Pam Harris:

Nice. So interesting. Now that I'm looking back on the work, I've like flooded with all sorts of other relationships. I almost kind of wish I would have seen that once I was asking about twelves if I would have taken a half of 12. So like if I was in a ratio table, and I've got one to 12. And then when half of 12 would be six, then I could scale from that point five up to get the 50 twelves as 600. That would have been a different way to get. Yeah, seems that kind of screaming at me. Can I say one other thing that screaming at me?

Kim Montague:

Sure.

Pam Harris:

Well, I have in mind what you did. I don't know if it was last week or the week before where you were talking about something like 600 divided by 12. I think this is what you were saying that you said if 1200 divided by 12 is 100. Then 600 divided by 12 would be 50. Was that you? Maybe that was you.

Kim Montague:

I mean (unclear) here.

Pam Harris:

I'm thinking about - I've talked to a lot of people on social media - I'm thinking a lot about if I can think of one ratio, like there's equivalent ratios. Right? Where we can think about like, I don't know. Yeah, equivalent ratios, but in this case, 600 divided by 12, the relationship between 1200 divided by 12 and 600 divided by 12. That's something I'm working on when the divisor is the same. But the dividend's different. That's interesting, what the relationship is. Anyway, I'll stop talking about it, but it's definitely something I'm thinking about is that relationship.

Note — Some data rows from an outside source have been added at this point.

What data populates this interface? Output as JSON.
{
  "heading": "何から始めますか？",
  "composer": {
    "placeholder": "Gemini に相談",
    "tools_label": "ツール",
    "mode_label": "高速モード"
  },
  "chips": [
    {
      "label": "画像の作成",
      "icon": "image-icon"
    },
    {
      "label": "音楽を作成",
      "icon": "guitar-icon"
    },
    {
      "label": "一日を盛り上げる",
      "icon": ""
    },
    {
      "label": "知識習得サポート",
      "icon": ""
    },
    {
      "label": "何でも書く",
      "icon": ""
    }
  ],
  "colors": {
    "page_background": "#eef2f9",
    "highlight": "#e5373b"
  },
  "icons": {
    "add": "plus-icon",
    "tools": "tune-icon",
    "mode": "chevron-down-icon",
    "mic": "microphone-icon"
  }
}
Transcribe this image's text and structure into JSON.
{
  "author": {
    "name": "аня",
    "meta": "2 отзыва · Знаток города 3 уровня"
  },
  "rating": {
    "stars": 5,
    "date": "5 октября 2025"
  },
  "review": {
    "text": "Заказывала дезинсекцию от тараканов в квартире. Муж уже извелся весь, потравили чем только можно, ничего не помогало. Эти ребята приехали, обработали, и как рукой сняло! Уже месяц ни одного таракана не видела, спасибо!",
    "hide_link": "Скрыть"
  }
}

Kim Montague:

That's super fun. All right. We can't wait to see what everybody else did and what their strategies looked like. I wonder if you were thinking like Pam or me or something completely different. represent your thinking and take a picture of your work or screenshot your phone. Tell the world on social media and while you're there, check out what other people did and comment on their thinking too.

Pam Harris:

Yeah, tag me on Twitter @PWHarris or Instagram Pam Harris_math or on Facebook, Pam Harris, author, mathematics education. And make sure use the #MathStratChat. And make sure you check out the next MathStratChat problem that will post on Wednesday around 7pm Central Time and hop back here to hear what we're thinking about or how we're thinking about the problem. We love having you as part of the Math is Figure-Out-Able movement. Let's keep spreading the word that Math is Figure-Out-Able.